• _REQUIRED WORK_:
Your answer must be every line of the data that contains "huesos".

• _DATA FOR REVIEW_:
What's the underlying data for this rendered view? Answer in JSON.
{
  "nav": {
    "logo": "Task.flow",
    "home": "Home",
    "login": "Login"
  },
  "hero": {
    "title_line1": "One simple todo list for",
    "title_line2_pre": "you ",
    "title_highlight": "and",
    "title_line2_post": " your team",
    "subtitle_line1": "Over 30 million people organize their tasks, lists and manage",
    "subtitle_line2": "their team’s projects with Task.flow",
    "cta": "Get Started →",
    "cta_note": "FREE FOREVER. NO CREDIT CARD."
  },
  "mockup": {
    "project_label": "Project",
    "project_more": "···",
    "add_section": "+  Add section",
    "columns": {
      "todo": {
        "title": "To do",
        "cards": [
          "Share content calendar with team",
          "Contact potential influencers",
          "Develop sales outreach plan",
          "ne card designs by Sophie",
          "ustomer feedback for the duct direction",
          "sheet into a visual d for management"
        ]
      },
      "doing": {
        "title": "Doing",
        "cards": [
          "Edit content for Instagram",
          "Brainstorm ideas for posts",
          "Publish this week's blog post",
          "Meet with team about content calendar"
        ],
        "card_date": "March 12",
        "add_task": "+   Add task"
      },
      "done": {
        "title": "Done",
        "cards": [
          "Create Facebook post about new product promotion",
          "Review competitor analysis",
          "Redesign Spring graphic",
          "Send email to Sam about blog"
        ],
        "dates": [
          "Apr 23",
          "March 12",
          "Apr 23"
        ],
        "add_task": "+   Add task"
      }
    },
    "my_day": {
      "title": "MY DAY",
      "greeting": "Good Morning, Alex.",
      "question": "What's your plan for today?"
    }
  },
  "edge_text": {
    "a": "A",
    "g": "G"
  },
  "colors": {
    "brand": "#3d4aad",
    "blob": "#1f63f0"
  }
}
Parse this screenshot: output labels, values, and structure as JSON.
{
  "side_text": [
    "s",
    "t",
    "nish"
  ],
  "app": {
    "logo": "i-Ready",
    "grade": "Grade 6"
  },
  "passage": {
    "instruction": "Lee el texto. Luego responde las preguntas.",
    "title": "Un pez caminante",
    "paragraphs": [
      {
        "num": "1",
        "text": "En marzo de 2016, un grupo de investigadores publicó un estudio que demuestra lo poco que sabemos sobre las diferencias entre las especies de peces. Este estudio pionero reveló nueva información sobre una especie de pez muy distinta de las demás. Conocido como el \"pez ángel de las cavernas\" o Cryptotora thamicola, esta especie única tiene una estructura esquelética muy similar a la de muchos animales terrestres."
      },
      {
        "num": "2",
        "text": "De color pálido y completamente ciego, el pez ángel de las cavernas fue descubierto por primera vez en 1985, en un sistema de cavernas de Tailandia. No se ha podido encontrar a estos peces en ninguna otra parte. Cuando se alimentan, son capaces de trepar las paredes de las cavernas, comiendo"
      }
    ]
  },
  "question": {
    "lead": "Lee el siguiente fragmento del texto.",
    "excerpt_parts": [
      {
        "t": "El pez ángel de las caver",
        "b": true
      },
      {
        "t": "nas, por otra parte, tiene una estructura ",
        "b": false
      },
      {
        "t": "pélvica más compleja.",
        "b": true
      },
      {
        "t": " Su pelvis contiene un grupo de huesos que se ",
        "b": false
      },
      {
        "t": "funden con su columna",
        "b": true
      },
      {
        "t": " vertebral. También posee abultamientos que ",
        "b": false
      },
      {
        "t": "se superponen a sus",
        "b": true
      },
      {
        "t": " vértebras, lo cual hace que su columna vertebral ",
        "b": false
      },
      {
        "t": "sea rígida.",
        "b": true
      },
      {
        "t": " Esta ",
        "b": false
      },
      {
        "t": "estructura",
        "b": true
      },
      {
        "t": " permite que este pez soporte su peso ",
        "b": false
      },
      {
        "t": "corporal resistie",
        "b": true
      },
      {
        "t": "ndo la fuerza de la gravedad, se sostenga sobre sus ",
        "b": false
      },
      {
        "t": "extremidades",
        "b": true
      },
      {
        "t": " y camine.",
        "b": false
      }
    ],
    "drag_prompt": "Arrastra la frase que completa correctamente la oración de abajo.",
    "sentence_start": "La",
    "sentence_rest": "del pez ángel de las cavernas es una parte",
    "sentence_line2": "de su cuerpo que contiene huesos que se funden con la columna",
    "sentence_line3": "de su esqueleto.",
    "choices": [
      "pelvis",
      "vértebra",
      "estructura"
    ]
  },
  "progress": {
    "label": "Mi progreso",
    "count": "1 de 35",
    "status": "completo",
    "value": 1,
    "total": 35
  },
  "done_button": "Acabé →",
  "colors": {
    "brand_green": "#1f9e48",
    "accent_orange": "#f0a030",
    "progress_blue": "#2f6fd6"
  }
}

• _ANSWER TO THE EXERCISE_:
        "t": " Su pelvis contiene un grupo de huesos que se ",
    "sentence_line2": "de su cuerpo que contiene huesos que se funden con la columna",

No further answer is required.